What are 2D Isometric Games?
Let’s start with the obvious. 2D isometric games show a 3D view in a 2D format. This gives depth without using 3D models. These games look pretty good and run well on different, even low-performance devices.
This isometric style is achieved by using a specific projection angle where the x and y axes are equally inclined to the horizontal. The result is a game that does not rely on 3D models but still provides a sense of depth.
Why Choose 2D Isometric Design?
Before we move on to good ideas for isometric design, let’s start with why you should choose to develop a specifically isometric game
- Performance: Since these games don’t rely on heavy 3D models, they often run smoother, especially on devices with less processing power.
- Artistic Appeal: The isometric view provides a unique visual style that stands out from traditional 2D or 3D games. It offers a fresh perspective and can make your game more memorable.
- Universality: From city builders to RPGs, the isometric view can be applied to a variety of game genres.
Some cool 2D Isometric Game Ideas:
1.) Fantasy Adventure
Think of a magical world with dragons and old ruins. Players go on quests, solve puzzles, and fight creatures. This mixes old RPG charm with isometric views.
World Building: Start by crafting a detailed world. This includes diverse landscapes, ancient ruins, bustling towns, and mysterious dungeons. The isometric view can highlight complex details, from the scales of a dragon to the carvings on an ancient monument.

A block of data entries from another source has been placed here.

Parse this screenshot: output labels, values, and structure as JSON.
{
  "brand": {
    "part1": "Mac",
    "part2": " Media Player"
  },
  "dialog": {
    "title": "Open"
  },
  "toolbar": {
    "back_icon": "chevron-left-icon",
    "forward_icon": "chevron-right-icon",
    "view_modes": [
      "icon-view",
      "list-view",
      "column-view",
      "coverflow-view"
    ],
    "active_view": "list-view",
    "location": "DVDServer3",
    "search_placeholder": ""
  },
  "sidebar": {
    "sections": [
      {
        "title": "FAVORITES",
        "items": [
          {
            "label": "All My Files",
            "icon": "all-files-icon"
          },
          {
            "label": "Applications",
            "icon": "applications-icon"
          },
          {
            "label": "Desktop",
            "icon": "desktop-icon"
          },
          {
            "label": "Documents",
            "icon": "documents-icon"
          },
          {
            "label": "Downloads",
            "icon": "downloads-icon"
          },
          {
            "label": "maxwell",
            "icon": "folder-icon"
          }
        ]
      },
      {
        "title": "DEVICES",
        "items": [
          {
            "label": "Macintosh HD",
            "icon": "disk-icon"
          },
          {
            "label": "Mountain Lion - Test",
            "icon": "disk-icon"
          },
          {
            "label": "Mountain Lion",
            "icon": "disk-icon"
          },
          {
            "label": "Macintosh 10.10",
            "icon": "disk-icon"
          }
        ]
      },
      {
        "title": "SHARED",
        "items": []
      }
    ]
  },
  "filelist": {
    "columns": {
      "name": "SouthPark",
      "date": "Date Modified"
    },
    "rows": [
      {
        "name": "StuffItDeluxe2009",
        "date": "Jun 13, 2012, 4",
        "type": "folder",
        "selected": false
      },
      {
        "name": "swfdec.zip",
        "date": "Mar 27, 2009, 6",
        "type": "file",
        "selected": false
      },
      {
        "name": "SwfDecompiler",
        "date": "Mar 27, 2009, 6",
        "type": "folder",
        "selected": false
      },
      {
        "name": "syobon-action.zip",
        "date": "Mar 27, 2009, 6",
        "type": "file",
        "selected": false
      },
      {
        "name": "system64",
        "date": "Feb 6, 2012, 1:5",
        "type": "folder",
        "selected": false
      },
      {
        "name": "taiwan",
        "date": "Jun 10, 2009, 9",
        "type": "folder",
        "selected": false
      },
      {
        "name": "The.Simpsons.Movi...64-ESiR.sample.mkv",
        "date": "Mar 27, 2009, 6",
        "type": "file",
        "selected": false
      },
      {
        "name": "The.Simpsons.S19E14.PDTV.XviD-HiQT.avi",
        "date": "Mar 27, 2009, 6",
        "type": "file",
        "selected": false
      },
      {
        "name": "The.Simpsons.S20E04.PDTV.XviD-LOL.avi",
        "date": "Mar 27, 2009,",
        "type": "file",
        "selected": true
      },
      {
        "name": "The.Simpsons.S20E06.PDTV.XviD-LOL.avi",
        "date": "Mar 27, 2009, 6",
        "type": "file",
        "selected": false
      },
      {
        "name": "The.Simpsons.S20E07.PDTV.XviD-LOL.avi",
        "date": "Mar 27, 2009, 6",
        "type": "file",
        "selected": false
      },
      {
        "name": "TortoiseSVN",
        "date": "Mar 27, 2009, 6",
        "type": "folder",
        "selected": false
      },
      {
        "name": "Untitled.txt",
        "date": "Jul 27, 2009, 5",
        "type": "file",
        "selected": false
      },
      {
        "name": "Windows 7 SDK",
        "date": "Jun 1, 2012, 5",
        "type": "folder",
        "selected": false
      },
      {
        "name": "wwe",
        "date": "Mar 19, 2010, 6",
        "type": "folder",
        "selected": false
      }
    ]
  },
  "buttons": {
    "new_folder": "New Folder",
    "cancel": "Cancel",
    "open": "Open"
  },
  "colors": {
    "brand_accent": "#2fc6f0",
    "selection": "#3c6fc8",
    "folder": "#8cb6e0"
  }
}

Character Design: Create different isometric character sprites, both playable and non-playable characters. Think of warriors, mages, elves, and dwarves. The isometric design allows for detailed character sprites, showcasing unique armor, weapons, and magical effects.
Example: “Pillars of Eternity” offers a range of character classes and races, each with its own set of skills and appearances in the isometric world.
2.) City Building
Players create and run their city. They build roads and make sure people are happy. There are many ways to play and challenges to face.
Infrastructure Planning: At the heart of any city-building game is the need to lay down roads, bridges, and transportation networks. The isometric view can provide a clear layout of the city’s grid, allowing players to plan effectively.
Resource Management: Ensure that players manage resources like electricity, water, and waste. The isometric view can highlight power lines, water towers, and recycling centers, making resource management visually intuitive.
Example: In “Cities: Skylines“, players can trace water pipelines and electrical grids, ensuring every building is serviced.
3.) Spy Action Game
In a future world, players sneak through secure places, dodge guards, and complete tasks without getting caught. The isometric view adds strategy.
Spy action games are all about stealth, strategy, and suspense. When set in a 2D isometric world, players get a bird’s-eye view of the environment, allowing them to plan their moves, avoid detection, and execute missions with precision.
Stealth Mechanics: The core of any spy game is the ability to move undetected. Shadows, hiding spots, and silent takedowns should be integral gameplay elements. Guards (or enemies) should have defined patrol routes, which players must study and exploit to move undetected.
Objective-Based Missions: Each mission should have clear objectives, whether it’s stealing classified documents, sabotaging equipment, or rescuing hostages.
Example: In a game like “Commandos“, players can hide behind crates or in bushes, waiting for the right moment to take out a guard. There are also a lot of different missions in this game
4.) Island Survival
Players are stuck on an island. They collect items, make shelters, and stay safe from the weather and animals. The isometric view shows the whole island, making it fun to explore.
Island survival games engage exploration skills, resource management, and survival instincts.
In 2D isometrics, players get a complete view of the island, allowing them to strategize themselves in the survival process.
Shelter Building: Players should have the ability to construct shelters using collected resources, protecting them from the elements and potential threats.
Dynamic Weather System: Include different weather conditions that challenge players, such as heavy rains, droughts, or even hurricanes.
Resource Collection: The island should be rich in resources, from wood and stone to edible plants and freshwater sources.
Example: Look at resource management in the mobile game “Last Pirate: Survival Island”. Due to the fact that the player has constant needs (water, food, sleep), you have to constantly fight for your survival and explore new locations on the island.
This game was developed by outsourcing game art studio RetroStyle Games, so you can use their isometric services for the best results.
5.) After-War World Exploration
After a big war, players search for items, team up with others, and rebuild. The old city remains and history can be shown in 2D isometric style. Post-apocalyptic stories have always attracted audiences with their combination of abandonment and hope.
Skill and Knowledge System: Introduce a system where players can learn and upgrade skills, from combat to crafting. The player can learn how to make makeshift weapons or medicines from collected materials.
Environmental Storytelling: Use the isometric environment to tell stories without words. The arrangement of objects, the state of buildings, and even graffiti can hint at past events.
The Future of 2D Isometric Games
2D isometric games have a lot of room for new ideas. By using good stories and the isometric style, game makers can make games people remember. Whether you’ve made games before or are new, these ideas can help start your project.
Try out 2D isometric games and outsourcing isometric services and see where your creativity takes you.